PROBLEM STATEMENT:
Could you restate the entries below word for word?

PROVIDED MATERIAL:

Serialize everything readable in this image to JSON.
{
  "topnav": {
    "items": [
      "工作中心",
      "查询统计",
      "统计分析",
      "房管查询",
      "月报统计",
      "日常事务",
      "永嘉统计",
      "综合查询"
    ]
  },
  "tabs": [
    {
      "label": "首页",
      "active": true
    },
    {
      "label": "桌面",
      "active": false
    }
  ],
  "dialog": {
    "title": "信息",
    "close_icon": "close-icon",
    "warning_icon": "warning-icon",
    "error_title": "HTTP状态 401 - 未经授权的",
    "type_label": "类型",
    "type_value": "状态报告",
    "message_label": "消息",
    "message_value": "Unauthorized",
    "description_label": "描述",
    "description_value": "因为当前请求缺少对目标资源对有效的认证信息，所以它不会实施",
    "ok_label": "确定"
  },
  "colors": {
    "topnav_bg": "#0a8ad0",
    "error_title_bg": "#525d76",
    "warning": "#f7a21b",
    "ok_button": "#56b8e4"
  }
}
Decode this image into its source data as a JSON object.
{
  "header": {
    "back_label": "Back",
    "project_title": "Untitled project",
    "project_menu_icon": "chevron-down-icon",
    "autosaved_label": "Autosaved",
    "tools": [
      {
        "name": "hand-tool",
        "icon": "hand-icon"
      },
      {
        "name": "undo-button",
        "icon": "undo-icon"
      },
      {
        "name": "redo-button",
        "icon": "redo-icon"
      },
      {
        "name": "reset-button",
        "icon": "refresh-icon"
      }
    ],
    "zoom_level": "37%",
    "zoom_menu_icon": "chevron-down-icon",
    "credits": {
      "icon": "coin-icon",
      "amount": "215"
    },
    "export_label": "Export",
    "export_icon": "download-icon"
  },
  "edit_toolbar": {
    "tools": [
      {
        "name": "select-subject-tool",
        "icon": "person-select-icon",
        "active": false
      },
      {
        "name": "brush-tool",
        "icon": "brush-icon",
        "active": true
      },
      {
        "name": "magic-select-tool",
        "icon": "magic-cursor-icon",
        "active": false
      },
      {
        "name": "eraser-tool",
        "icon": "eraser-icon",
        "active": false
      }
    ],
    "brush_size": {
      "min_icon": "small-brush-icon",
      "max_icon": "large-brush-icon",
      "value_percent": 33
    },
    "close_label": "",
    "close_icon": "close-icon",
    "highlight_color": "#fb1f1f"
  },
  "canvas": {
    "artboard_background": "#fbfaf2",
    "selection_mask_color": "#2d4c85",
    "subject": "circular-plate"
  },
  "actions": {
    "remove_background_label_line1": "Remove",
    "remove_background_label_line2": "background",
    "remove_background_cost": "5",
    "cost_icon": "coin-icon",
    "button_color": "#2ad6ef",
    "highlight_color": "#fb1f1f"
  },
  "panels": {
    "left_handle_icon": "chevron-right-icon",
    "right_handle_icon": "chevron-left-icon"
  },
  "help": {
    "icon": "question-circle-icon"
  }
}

EXERCISE RESPONSE:
Serialize everything readable in this image to JSON.
{
  "topnav": {
    "items": [
      "工作中心",
      "查询统计",
      "统计分析",
      "房管查询",
      "月报统计",
      "日常事务",
      "永嘉统计",
      "综合查询"
    ]
  },
  "tabs": [
    {
      "label": "首页",
      "active": true
    },
    {
      "label": "桌面",
      "active": false
    }
  ],
  "dialog": {
    "title": "信息",
    "close_icon": "close-icon",
    "warning_icon": "warning-icon",
    "error_title": "HTTP状态 401 - 未经授权的",
    "type_label": "类型",
    "type_value": "状态报告",
    "message_label": "消息",
    "message_value": "Unauthorized",
    "description_label": "描述",
    "description_value": "因为当前请求缺少对目标资源对有效的认证信息，所以它不会实施",
    "ok_label": "确定"
  },
  "colors": {
    "topnav_bg": "#0a8ad0",
    "error_title_bg": "#525d76",
    "warning": "#f7a21b",
    "ok_button": "#56b8e4"
  }
}
Decode this image into its source data as a JSON object.
{
  "header": {
    "back_label": "Back",
    "project_title": "Untitled project",
    "project_menu_icon": "chevron-down-icon",
    "autosaved_label": "Autosaved",
    "tools": [
      {
        "name": "hand-tool",
        "icon": "hand-icon"
      },
      {
        "name": "undo-button",
        "icon": "undo-icon"
      },
      {
        "name": "redo-button",
        "icon": "redo-icon"
      },
      {
        "name": "reset-button",
        "icon": "refresh-icon"
      }
    ],
    "zoom_level": "37%",
    "zoom_menu_icon": "chevron-down-icon",
    "credits": {
      "icon": "coin-icon",
      "amount": "215"
    },
    "export_label": "Export",
    "export_icon": "download-icon"
  },
  "edit_toolbar": {
    "tools": [
      {
        "name": "select-subject-tool",
        "icon": "person-select-icon",
        "active": false
      },
      {
        "name": "brush-tool",
        "icon": "brush-icon",
        "active": true
      },
      {
        "name": "magic-select-tool",
        "icon": "magic-cursor-icon",
        "active": false
      },
      {
        "name": "eraser-tool",
        "icon": "eraser-icon",
        "active": false
      }
    ],
    "brush_size": {
      "min_icon": "small-brush-icon",
      "max_icon": "large-brush-icon",
      "value_percent": 33
    },
    "close_label": "",
    "close_icon": "close-icon",
    "highlight_color": "#fb1f1f"
  },
  "canvas": {
    "artboard_background": "#fbfaf2",
    "selection_mask_color": "#2d4c85",
    "subject": "circular-plate"
  },
  "actions": {
    "remove_background_label_line1": "Remove",
    "remove_background_label_line2": "background",
    "remove_background_cost": "5",
    "cost_icon": "coin-icon",
    "button_color": "#2ad6ef",
    "highlight_color": "#fb1f1f"
  },
  "panels": {
    "left_handle_icon": "chevron-right-icon",
    "right_handle_icon": "chevron-left-icon"
  },
  "help": {
    "icon": "question-circle-icon"
  }
}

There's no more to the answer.